WHAT IS NEEDED
Would you go through the records below and copy each line with the string "this"?

EXTRACTED ENTRIES

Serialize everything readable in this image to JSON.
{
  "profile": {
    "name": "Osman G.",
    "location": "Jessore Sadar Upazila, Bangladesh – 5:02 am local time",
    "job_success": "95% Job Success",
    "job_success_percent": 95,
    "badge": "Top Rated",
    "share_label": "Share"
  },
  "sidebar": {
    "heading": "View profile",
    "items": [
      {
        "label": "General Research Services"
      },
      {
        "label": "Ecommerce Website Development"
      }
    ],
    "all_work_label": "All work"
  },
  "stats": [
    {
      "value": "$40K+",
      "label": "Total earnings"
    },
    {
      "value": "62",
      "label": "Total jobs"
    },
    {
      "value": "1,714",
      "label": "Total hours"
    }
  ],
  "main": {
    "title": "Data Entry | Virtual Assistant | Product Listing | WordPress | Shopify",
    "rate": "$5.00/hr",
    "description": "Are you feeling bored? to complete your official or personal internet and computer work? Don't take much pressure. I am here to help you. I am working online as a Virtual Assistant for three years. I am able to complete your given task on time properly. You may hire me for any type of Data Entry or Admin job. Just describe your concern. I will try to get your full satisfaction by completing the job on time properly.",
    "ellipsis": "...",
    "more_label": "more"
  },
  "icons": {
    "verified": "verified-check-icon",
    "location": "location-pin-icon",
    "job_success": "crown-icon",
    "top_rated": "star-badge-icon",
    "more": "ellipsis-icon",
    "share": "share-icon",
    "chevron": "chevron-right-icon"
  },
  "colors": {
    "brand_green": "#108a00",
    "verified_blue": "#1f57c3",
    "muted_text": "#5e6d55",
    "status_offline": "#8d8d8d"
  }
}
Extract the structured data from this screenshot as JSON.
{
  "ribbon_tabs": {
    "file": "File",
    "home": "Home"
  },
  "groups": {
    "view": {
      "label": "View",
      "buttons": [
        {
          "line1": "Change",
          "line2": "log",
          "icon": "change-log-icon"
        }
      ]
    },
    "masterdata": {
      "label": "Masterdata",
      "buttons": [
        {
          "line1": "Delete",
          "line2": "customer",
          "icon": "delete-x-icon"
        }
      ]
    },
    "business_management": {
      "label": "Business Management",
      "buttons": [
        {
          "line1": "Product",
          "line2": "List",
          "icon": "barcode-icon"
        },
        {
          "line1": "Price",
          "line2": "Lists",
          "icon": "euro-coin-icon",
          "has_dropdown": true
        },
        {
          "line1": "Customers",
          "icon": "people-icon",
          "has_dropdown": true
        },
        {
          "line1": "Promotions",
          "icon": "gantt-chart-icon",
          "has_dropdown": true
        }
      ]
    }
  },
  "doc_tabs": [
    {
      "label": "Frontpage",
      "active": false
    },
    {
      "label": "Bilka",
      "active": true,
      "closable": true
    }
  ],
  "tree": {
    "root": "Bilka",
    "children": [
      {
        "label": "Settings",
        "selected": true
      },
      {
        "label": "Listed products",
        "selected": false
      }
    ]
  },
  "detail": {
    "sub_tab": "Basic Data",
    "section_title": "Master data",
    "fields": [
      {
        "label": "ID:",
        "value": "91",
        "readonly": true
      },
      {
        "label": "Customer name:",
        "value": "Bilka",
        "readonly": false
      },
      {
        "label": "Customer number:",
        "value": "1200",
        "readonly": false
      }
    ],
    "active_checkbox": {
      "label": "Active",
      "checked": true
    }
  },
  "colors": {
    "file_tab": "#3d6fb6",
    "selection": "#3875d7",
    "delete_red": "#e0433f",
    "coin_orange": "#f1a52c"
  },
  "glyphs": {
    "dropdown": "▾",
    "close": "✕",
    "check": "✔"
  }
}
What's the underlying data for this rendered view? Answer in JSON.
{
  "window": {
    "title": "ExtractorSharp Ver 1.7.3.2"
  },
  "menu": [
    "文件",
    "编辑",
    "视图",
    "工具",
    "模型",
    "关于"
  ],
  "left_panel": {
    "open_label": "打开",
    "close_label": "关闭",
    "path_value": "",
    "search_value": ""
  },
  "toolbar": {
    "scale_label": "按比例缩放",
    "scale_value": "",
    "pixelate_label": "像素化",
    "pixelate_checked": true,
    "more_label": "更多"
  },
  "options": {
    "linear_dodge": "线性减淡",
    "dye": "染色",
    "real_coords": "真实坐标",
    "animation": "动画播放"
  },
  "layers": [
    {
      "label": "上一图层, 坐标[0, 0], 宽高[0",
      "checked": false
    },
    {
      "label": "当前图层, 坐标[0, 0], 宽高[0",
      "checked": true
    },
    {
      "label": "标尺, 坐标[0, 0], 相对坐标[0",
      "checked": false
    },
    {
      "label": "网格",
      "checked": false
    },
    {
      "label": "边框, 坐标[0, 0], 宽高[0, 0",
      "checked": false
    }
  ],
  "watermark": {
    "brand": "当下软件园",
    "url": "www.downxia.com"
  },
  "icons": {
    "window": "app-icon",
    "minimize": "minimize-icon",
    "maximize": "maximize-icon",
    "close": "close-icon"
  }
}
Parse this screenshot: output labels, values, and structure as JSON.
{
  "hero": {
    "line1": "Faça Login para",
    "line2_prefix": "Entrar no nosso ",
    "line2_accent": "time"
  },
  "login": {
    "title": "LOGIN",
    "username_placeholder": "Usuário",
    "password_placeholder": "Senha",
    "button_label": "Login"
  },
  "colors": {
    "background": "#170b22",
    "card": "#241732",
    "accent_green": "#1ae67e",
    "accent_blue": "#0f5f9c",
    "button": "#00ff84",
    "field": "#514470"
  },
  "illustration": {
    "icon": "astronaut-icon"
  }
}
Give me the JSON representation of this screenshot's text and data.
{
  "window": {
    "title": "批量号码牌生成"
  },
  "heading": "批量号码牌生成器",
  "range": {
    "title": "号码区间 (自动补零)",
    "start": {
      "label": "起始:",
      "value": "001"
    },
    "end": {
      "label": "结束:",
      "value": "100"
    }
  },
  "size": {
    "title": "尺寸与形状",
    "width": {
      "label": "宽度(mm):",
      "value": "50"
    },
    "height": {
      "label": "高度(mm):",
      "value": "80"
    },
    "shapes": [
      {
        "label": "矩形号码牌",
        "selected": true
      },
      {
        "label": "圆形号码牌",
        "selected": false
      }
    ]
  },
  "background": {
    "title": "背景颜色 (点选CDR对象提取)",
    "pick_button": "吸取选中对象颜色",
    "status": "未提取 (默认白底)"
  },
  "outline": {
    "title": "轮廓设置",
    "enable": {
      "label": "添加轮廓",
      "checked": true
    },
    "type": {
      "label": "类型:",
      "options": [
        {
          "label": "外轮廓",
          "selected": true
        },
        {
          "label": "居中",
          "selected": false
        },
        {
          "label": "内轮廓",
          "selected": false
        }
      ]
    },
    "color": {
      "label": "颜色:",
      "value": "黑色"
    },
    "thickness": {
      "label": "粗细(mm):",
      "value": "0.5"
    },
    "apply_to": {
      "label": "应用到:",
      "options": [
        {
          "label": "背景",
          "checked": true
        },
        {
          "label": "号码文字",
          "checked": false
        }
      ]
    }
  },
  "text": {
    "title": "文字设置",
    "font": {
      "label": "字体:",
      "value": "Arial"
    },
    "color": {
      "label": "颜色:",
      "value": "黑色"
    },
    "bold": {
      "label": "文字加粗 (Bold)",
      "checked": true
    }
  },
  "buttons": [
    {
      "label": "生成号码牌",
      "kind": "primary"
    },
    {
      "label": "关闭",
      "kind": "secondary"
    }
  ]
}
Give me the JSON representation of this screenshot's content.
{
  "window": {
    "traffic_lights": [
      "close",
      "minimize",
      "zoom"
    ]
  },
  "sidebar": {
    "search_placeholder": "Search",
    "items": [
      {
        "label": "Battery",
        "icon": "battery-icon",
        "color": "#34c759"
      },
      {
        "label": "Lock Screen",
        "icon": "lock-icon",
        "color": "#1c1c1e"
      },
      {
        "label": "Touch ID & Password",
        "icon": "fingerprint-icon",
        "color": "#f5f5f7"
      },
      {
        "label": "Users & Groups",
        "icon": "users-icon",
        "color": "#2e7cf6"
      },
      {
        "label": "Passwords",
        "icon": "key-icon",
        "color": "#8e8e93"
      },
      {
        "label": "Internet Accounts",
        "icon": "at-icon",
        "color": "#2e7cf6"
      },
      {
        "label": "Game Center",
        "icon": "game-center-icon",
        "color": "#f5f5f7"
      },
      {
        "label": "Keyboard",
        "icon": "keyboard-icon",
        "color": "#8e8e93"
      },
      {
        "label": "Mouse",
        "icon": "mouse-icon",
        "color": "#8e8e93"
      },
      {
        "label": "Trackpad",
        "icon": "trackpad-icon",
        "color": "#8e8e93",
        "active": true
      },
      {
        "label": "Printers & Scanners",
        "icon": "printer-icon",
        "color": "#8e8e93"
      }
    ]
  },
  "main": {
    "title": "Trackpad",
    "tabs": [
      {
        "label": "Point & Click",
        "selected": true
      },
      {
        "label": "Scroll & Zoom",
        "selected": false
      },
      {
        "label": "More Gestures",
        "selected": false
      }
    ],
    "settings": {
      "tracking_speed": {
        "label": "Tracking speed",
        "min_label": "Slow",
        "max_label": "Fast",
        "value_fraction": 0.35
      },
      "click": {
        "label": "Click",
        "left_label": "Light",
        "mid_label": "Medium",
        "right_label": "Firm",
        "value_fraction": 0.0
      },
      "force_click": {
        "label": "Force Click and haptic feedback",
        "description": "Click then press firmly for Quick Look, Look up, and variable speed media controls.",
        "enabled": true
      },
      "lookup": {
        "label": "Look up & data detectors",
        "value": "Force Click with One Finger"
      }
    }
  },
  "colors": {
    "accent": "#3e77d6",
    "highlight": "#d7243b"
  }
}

COMPLETED TASK
Serialize everything readable in this image to JSON.
Extract the structured data from this screenshot as JSON.
What's the underlying data for this rendered view? Answer in JSON.
Parse this screenshot: output labels, values, and structure as JSON.
Give me the JSON representation of this screenshot's text and data.
Give me the JSON representation of this screenshot's content.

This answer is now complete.